Fallacy #1: Literary fiction/mainstream fiction writers hate genre fiction. This is so commonly heard in certain parts that one begins to accept it as a matter of fact without thinking much about it. Which writers? A few here and there, no different in size and number than fantasy/SF writers who dismiss realist fiction? Is it representative of thousands upon thousands of writers across the globe? Of course not. If you want to see how ridiculous this claim is, insert an ethnic/religious minority into the lit fic role and put the ethnic/religious minority into the second. Or you could just flip them about as best suits you. See how ridiculous that sort of generalization sounds?
Fallacy #2: Genre fiction has produced more "literature" than has literary fiction. Let me quote from a recent tweet sent by someone working for a major UK publisher:
Plenty of genre fic becomes Literature (Dickens) courtesy of posterity. Lit fic not old enough as a genre to have examples of the opposite?Sounds all nice and good for the audience (I almost responded at the time, but I knew I wanted to devote more than 140 characters to this. I also am withholding more specific information, since I think this is not just the opinion of one person, but of several people who are active in genre discussions), but can it be disproved?
Well, there's Saul Bellow for starters. Likely Charles Bukowski. Most of Norman Mailer's works. Pat Barker appears to be well on her way. Truman Capote and Harper Lee for certain. That's just off the top of my head. Still puzzled how Dickens is being claimed as "genre fiction," however, which I suppose leads to the next fallacy.

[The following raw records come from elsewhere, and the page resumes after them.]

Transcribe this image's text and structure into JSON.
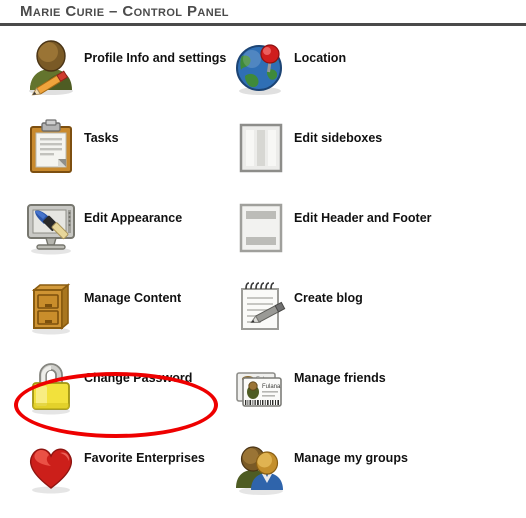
{
  "header": {
    "title": "Marie Curie – Control Panel",
    "divider_color": "#4a4a4a"
  },
  "annotation": {
    "type": "ellipse-highlight",
    "color": "#ee0000",
    "targets": "Change Password"
  },
  "panel": {
    "items": [
      {
        "label": "Profile Info and settings",
        "icon": "user-edit-icon",
        "column": "left",
        "row": 0
      },
      {
        "label": "Location",
        "icon": "globe-pin-icon",
        "column": "right",
        "row": 0
      },
      {
        "label": "Tasks",
        "icon": "clipboard-icon",
        "column": "left",
        "row": 1
      },
      {
        "label": "Edit sideboxes",
        "icon": "columns-layout-icon",
        "column": "right",
        "row": 1
      },
      {
        "label": "Edit Appearance",
        "icon": "monitor-brush-icon",
        "column": "left",
        "row": 2
      },
      {
        "label": "Edit Header and Footer",
        "icon": "page-headfoot-icon",
        "column": "right",
        "row": 2
      },
      {
        "label": "Manage Content",
        "icon": "file-cabinet-icon",
        "column": "left",
        "row": 3
      },
      {
        "label": "Create blog",
        "icon": "notepad-pen-icon",
        "column": "right",
        "row": 3
      },
      {
        "label": "Change Password",
        "icon": "padlock-icon",
        "column": "left",
        "row": 4
      },
      {
        "label": "Manage friends",
        "icon": "id-cards-icon",
        "column": "right",
        "row": 4
      },
      {
        "label": "Favorite Enterprises",
        "icon": "heart-icon",
        "column": "left",
        "row": 5
      },
      {
        "label": "Manage my groups",
        "icon": "users-group-icon",
        "column": "right",
        "row": 5
      }
    ]
  },
  "icon_text": {
    "id_card_name": "Fulana"
  },
  "colors": {
    "highlight": "#ee0000",
    "title": "#4b4b4b",
    "label": "#111111",
    "background": "#ffffff"
  }
}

Fallacy #3: Only the most narrow of prose styles can be classified as "literary fiction." This fallacy is a natural conclusion to those who want to claim unto themselves virtually every single work of enjoyable fiction as being "genre fiction," until only a tiny remnant of works which they either do not understand nor care to like are excluded. It really is a silly, silly argument. For the life of me, I just cannot picture the vast majority of Dickens' works, concerned as they are with 19th century social problems or with the people of those times and backgrounds, having much in common, besides the English language, with the works of Terry Goodkind. Methinks some are just overreaching in their desire to have their preferred reading be more desirable than other literary genres.
Fallacy #4: Literary fiction is only concerned with bourgeois concerns. Although there is some truth to this, only so far as there being several novels each year as being marketed to such audiences, there's a much wider range. One only has to look at the past year's National Book Award and Booker Prize finalists to see that.
Fallacy #5: Lit fiction writers do not care for genre fiction. If that were the case, then I would imagine that the very warm reception I received from several lit journals when I queried for reading materials for Best American Fantasy 4 would have never happened. It is rather telling that a sizable percentage of those who responded here or elsewhere to August's announcement regarding BAF's discontinuance were those most usually associated as "literary fiction" writers and editors. I think a more pertinent question would be "Do core genre fiction writers/editors/publishers/fans care much for writers in other fields?"
Fallacy #6: Fans know how to argue the dynamics commonly found in disparate styles of fiction. We don't. Even those of us who've had some training and experience in doing so ought to be very cautious in doing so. The pressures put upon writers to change certain elements to suit better certain perceived market audiences differs from subgenre to subgenre and it would be wise not to pardon writers in one field for what they have to do and not consider what writers in another field have to do in order to have their works become successful.
Fallacy #7: Everything I say is the gospel truth. I could be very wrong, you know. Are you certain you are not mistaken as well?